I was so excited but then I got home and realized I didn’t know exactly what I wanted to use the matcha in.  Several weeks later I spent part of a lunch break researching recipes but everything was just way too unhealthy.  (I also am quite aware of the fact that if I made a dozen delicious, buttery matcha shortbread cookies I would eat them all in the span of roughly 24 hours.  Yeah, I know my limitations.)

So, it was time to improvise!

Matcha, diet soda, and cake mix.  Will it blend?

Matcha, diet soda, and cake mix.
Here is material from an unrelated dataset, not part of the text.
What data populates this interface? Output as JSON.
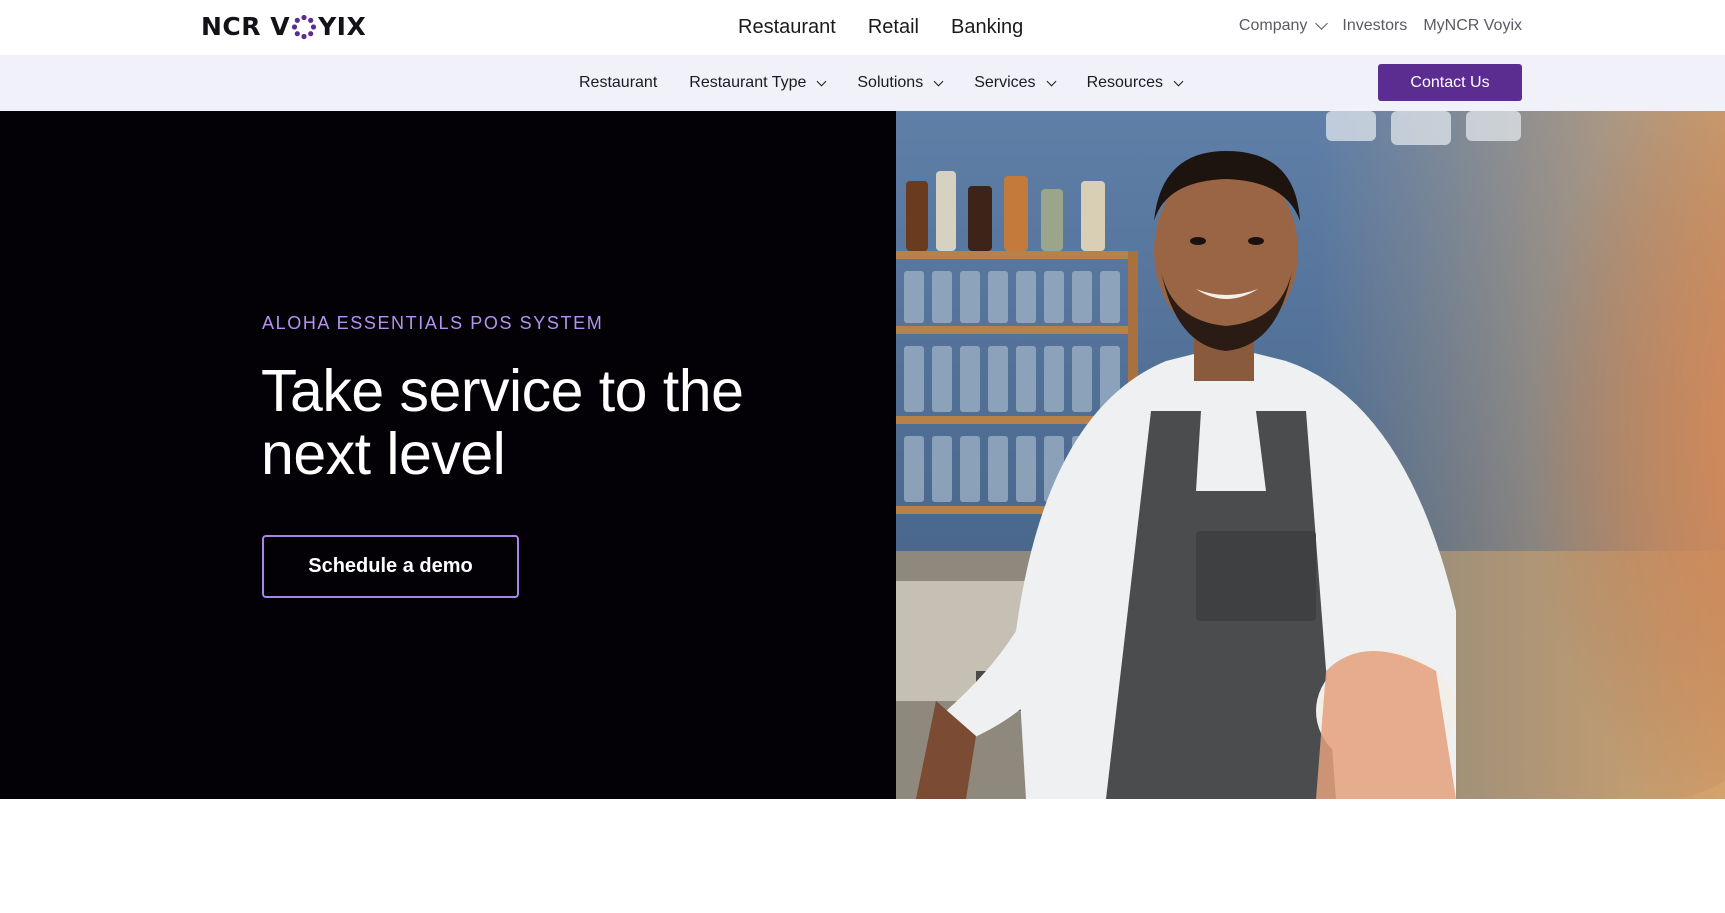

Will it blend?

I am much better as a fake-adult about trying to avoid overly processed junk like box cake mix, but I made an exception this time around.  It was in the name of matcha and science!

Basically with a diet soda cake you take the cake mix, add 12 oz worth of diet soda, mix it up, and bake for the time determined on the cake mix box.  Very easy.

It was fun mixing up the bubbly sludge.

It was fun mixing up the bubbly sludge.

So I figured it would be easy just to use a white cake mix and add some matcha.  I had no idea how much to add, so I looked at a few random green tea baking recipes, and most called for 1-2 tbsp of the powder.  I mixed in 2 generous tablespoons.



The mix turned a beautiful color of green and into the oven it went!  Overall the cake turned out like any other diet soda cake I’ve had before.  My biggest disappointment is that he matcha flavor wasn’t very strong.  I don’t know if I’ll make this again, but I’d definitely use at least twice the powder.  It also might be interesting to use strawberry cake mix or soda, since green tea and strawberry tend to go well together.

Verdict:  Meh.